Bahraini Dissidents Deem What Happened in Tunisia a Coup D'état

2021-08-01 - 8:52 p

Bahrain Mirror (Exclusive): Bahrainis, like the rest of the world, are following what is happening in the Tunisian Republic, after the Tunisian president, with the help of the country's military and security forces, dismissed the government and suspended the Parliament, in the first strongholds of the 2011 Arab Spring.

It is noteworthy that most opposition figures classified what was going on in Tunisia as a coup d'état. Bahraini opposition figure Ibrahim Sharif wrote: "Ending the only democratic experience in the Arab world is a plan to eliminate all hope of change," noting that pinning the mistakes of the experience on only the Ennahda [ Movement] aims at populist mobilization, as was the case with Egypt's democratic experience.

"The public's attitude towards coups can be understood [as] people who have lost their livelihoods and lost hope in corrupt or incompetent ruling elites, drifting behind populist slogans of a tyrannical ruler or opportunistic officer. But what drives educated elites to support coup d'état adventures?"

"What is important about the Tunisian situation is respect for the constitution, democracy, the circulation of power, and that it's not a repetition of the Egyptian situation" Fadel Abbas, former president Al-Wahdawi tweeted. He went on to say that Tunisia is a democratic Arab country that is renewable only once every five years; has a new president and different government; a case we hope spreads in the Arab world and doesn't change regardless of the developments.

Adel Marzouk, editor-in-chief of Eye on Gulf Initiative - the Gulf House, was frank to say that the secular forces and left-wing groups that stand with Ennahda's political and security liquidation will face the same fate. Options are clear; respect for the State, its institutions and the provisions of the Constitution, resorting to early elections or accepting the dictatorship and its provisions.

Human rights activist Abdulnabi Al-Ekri said that "the dream of the Jasmine Revolution in Tunisia is democracy and a successful exception to the Arab Spring revolutions. This dream is dissipated by the coup d'état of President Qais Said on state institutions and the undermining of fragile democracy. Correction is required, not a coup d'état and the monopoly of power. The people of Tunisia will not squander its revolution."
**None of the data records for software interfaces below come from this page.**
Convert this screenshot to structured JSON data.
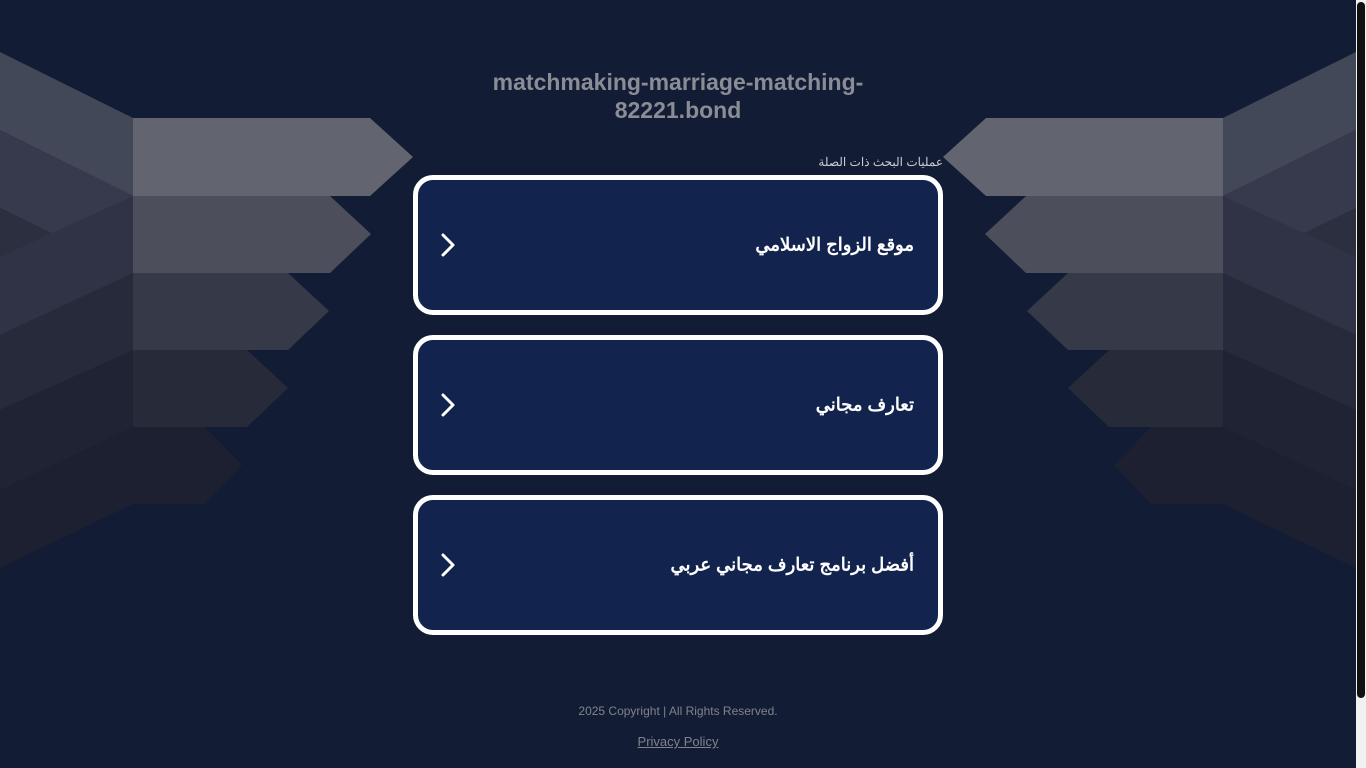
{
  "domain_title": "matchmaking-marriage-matching-82221.bond",
  "related_label": "عمليات البحث ذات الصلة",
  "cards": [
    {
      "label": "موقع الزواج الاسلامي",
      "icon": "chevron-right-icon"
    },
    {
      "label": "تعارف مجاني",
      "icon": "chevron-right-icon"
    },
    {
      "label": "أفضل برنامج تعارف مجاني عربي",
      "icon": "chevron-right-icon"
    }
  ],
  "footer": {
    "copyright": "2025 Copyright | All Rights Reserved.",
    "privacy": "Privacy Policy"
  },
  "colors": {
    "background": "#131c35",
    "card": "#12244e",
    "card_border": "#ffffff",
    "muted_text": "#80838c"
  }
}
Journalist and writer Abbas Bou Safwan described what is happening in Tunisia as "a full-fledged coup d'état which is strongly condemned. The Arabs are retreating with this step, and tyranny is winning. We hope that Tunisians regain their revolution and address their differences in accordance with the Constitution which Said staged a miserable coup d'état against."
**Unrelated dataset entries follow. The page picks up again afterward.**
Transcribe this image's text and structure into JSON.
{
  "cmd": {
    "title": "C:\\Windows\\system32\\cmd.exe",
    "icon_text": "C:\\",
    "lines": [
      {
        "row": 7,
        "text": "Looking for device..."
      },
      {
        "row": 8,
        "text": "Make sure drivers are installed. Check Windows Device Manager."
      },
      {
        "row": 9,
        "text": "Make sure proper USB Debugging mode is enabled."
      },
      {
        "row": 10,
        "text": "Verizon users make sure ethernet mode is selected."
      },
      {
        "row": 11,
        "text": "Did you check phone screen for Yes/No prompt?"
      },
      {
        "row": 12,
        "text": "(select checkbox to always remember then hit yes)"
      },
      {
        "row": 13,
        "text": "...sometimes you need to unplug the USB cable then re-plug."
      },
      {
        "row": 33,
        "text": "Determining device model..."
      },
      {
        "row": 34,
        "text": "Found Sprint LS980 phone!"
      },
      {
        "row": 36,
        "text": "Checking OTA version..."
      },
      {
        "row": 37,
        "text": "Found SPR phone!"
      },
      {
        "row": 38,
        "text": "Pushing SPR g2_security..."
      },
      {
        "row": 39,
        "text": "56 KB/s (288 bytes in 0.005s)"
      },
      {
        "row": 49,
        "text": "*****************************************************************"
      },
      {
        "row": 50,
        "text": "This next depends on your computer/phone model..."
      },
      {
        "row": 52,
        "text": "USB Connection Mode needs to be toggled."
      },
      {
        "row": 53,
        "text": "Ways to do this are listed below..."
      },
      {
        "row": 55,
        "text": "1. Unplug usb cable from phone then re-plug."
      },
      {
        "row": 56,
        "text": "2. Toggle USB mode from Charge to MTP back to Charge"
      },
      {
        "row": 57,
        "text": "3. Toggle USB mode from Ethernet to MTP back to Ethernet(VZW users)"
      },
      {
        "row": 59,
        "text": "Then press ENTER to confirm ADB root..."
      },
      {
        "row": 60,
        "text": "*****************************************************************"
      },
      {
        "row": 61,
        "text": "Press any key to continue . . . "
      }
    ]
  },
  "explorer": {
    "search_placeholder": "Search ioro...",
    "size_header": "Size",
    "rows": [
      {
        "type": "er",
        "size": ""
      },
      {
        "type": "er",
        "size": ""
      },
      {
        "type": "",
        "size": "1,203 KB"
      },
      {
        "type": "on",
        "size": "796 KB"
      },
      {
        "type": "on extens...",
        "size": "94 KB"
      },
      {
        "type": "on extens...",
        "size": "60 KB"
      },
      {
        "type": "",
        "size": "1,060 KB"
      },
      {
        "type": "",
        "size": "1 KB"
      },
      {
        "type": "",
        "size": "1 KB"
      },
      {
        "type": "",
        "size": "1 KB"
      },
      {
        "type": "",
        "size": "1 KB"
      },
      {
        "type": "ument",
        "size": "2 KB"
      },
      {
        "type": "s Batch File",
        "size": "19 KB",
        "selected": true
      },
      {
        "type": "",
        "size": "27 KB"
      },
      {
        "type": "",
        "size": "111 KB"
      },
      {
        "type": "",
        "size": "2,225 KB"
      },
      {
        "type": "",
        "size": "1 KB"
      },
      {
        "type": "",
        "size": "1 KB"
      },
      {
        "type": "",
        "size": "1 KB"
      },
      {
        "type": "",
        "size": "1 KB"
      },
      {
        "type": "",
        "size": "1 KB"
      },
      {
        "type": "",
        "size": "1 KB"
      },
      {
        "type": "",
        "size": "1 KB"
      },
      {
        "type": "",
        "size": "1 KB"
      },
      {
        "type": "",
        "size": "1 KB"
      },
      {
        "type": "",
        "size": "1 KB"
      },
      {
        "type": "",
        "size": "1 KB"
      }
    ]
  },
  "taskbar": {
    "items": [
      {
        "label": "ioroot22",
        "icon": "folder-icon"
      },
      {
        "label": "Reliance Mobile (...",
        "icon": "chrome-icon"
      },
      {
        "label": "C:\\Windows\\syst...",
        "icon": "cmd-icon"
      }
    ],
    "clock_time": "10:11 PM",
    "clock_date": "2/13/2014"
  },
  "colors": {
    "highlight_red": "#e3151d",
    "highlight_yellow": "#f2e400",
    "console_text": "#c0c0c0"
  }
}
Figures close to the Bahraini government expressed satisfaction with the decisions of the Tunisian president, Said Al-Hamad wrote some tweets gloating against Rashid Ghannouchi. Meanwhile, it was clear that Sawsan Al-Shaer supports the coup and is against democracy from the tweets that she chose to retweet.

"This pledge is historic and important, so that the reintroduction of the constitution is not delayed, and that not every Tunisian president repeats the experience. Let this be a unique experience in Tunisian political history, this is important for Tunisia and all Arab countries and societies, the legitimacy of the so-called freeze, derived from the goal of establishing the democratic path," lawyer Abdullah Hachem said.

Assistant Undersecretary in the Ministry of Education Mohammad Mubarak wrote on Twitter: "Real experience in the Arab world has shown that the Muslim Brotherhood is the first enemy of the peoples, and that once it acquires the government system in any country, whether in whole or in part, it is filled with corruption and subversion."

On the other hand, it became clear that members of the Muslim Brotherhood in Bahrain (Al-Menbar) are conservative, as none of them have expressed any position, or even retweeted any tweet rejecting the coup against the democratic process in Tunisia, where their ally Ennahda had the largest share.


Arabic Version